Last weekend after the excitement of my daughter’s college graduation, I sat down to pay some bills. I pay bills at least two times each month to avoid any chance of late payments and to keep track of spending because we don’t use a budget. Since we currently have three primary residences and self-manage our rental properties, we have plenty of bills to pay!
We pay for Netflix, our cell phones, our highway toll pass, and a few other bills through auto-pay on a credit card. And we have our credit card bills on auto-pay from our bank account – even though I always pay them off a few weeks ahead.
I go in and pay other bills online and we have payments for things like health insurance automatically deducted from our bank account. We even have to mail a few paper checks to pay bills each month…
We use a number of different credit cards each month for travel hacking (miles and points) purposes. Two of my husband’s credit cards are in “sock drawer” status right now (accounts are open but we haven’t used them in the last six months.) We keep them open to keep our credit score high and they don’t have annual fees. And we keep them in a safe place.
But when I went in to review his credit card statements to pay the bills, I realized that there was a charge on a “sock drawer” card. There hasn’t been a charge on that card for six months, so it was an easy charge to notice.
The $173.28 charge was to an online health/wellness store. With the cards safely tucked away and no bills auto-paid through that card, we knew that this was an unauthorized or fraudulent charge. It was likely that the fraud that took place on our account was a CNP transaction (card not present) and the number was used online or over the phone.
It’s been a rough year for hacks! First my website and now a credit card…
When I called to report the charge to the credit card company, I told them I was surprised I didn’t get some kind of fraud alert. I also told them that the card was in our possession and hadn’t been taken out of a drawer in 6 months. They took a report, closed the account and said they would send a new card in a few days.

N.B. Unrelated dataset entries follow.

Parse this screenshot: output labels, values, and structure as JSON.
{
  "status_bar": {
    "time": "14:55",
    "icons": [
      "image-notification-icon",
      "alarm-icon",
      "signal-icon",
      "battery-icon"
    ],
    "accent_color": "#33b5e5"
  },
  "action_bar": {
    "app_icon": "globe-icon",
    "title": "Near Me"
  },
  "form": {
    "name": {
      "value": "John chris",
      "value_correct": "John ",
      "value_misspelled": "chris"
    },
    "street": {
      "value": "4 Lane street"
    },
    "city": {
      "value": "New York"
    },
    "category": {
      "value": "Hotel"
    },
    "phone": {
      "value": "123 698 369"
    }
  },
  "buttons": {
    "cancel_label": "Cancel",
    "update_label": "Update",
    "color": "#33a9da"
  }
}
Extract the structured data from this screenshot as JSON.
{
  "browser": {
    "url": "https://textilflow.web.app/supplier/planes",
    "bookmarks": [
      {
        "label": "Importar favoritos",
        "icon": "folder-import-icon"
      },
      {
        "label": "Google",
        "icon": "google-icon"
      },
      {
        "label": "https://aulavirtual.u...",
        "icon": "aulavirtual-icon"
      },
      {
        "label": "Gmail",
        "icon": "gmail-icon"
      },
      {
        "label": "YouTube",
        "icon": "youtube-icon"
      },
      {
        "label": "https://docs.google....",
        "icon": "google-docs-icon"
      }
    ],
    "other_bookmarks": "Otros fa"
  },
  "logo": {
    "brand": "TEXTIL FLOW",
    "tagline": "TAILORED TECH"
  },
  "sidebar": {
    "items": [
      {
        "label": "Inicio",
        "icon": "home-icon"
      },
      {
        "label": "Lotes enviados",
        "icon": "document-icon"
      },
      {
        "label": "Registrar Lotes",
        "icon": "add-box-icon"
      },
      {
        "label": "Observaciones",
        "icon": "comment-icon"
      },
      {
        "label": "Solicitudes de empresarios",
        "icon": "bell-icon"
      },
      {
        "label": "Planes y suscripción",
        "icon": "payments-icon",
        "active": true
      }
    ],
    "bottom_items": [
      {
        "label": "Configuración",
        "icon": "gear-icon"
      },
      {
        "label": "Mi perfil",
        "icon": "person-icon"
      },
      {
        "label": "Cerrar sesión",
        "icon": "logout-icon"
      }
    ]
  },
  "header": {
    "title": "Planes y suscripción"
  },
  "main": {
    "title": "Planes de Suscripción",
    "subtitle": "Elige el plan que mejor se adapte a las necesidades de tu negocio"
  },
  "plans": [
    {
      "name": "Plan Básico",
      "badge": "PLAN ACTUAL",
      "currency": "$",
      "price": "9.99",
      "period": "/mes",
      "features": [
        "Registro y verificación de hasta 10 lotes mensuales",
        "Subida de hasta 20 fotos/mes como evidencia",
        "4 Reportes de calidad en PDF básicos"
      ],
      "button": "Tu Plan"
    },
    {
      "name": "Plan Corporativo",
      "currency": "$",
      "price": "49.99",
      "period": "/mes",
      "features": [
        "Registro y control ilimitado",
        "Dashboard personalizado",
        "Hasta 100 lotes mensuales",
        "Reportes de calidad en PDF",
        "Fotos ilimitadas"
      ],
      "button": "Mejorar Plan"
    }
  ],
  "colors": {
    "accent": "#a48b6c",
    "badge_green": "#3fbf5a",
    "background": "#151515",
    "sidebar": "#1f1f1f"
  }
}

And since I hadn’t run my credit report in over a year, I went to AnnualCreditReport.com and ran a free credit report from all three of the credit bureaus (Experian, Transunion, and Equifax). You can do this once a year for free! Luckily everything looked fine there too.
That wasn’t too surprising because we followed Clark Howard’s advice and froze our credit two years ago. Freezing your credit doesn’t stop someone from putting fraudulent charges on your credit card but it should stop any new accounts from being opened (if they require credit checks).
We’ve “thawed” our accounts a few times to get new credit cards and for a change from landlord to homeowner’s insurance. But we sleep better at night knowing that it would be much harder for someone to open up a new account without our knowledge.
It took about 45 minutes of my time to deal with this whole situation. But it’s not the first time we’ve had a credit card hacked. This is third time in about 5 years. The other two hacks were for smaller amounts of money (“micro charges”), but they took up WAY more time because they were on cards we used for auto-paying bills. We had to go in and change credit card numbers and make some phone calls to companies with the new credit card numbers that we were issued.
And from what I’ve read, we’ve been hacked less than some people with credit cards! The 2016 Nilson Report showed that credit card fraud losses reached almost $22 billion!
I’m just glad we weren’t too busy to notice this credit card hack – especially since all of our cards are on auto-pay and we charge almost everything we buy. Skipping a thorough review of our statements could cost us a lot of money and time! And I’m now re-thinking setting up bills on auto-pay.
I put out a Twitter poll and with 34 votes, 68% of you pay online but NOT with auto-pay. I might need to just add online bill paying to my calendar and skip the auto-pay (unless there is a big discount) so that we don’t miss unauthorized charges. (I shouldn’t be too busy to do this especially since I’ll be leaving my full-time job in 38 days! Really – it’s getting so close now!)
A few of you also commented that you use apps like Mint or Personal Capital to check your credit card statements every few days. I’m not sure I want to think about my credit cards that often – but maybe it’s an option I should consider!
46% of Americans have had their card information compromised at some point in the past 5 years according to ACI Worldwide (an electronic payment systems company). Are you one of the lucky ones or have you faced some kind of credit/debit/gift card hacking in the last 5 years?
If you’re credit has been compromised – was it a “micro” charge or a larger charge like ours? Or was it for even more?? Did you notice it or did you get a fraud alert? Did you go and check your credit report too? Anyone face identity theft?
According to my insurance company, they’ve only had one other client who has talked about using a credit freeze. Why are people not taking advantage of freezing their credit? We froze both of our kids’ credit files too!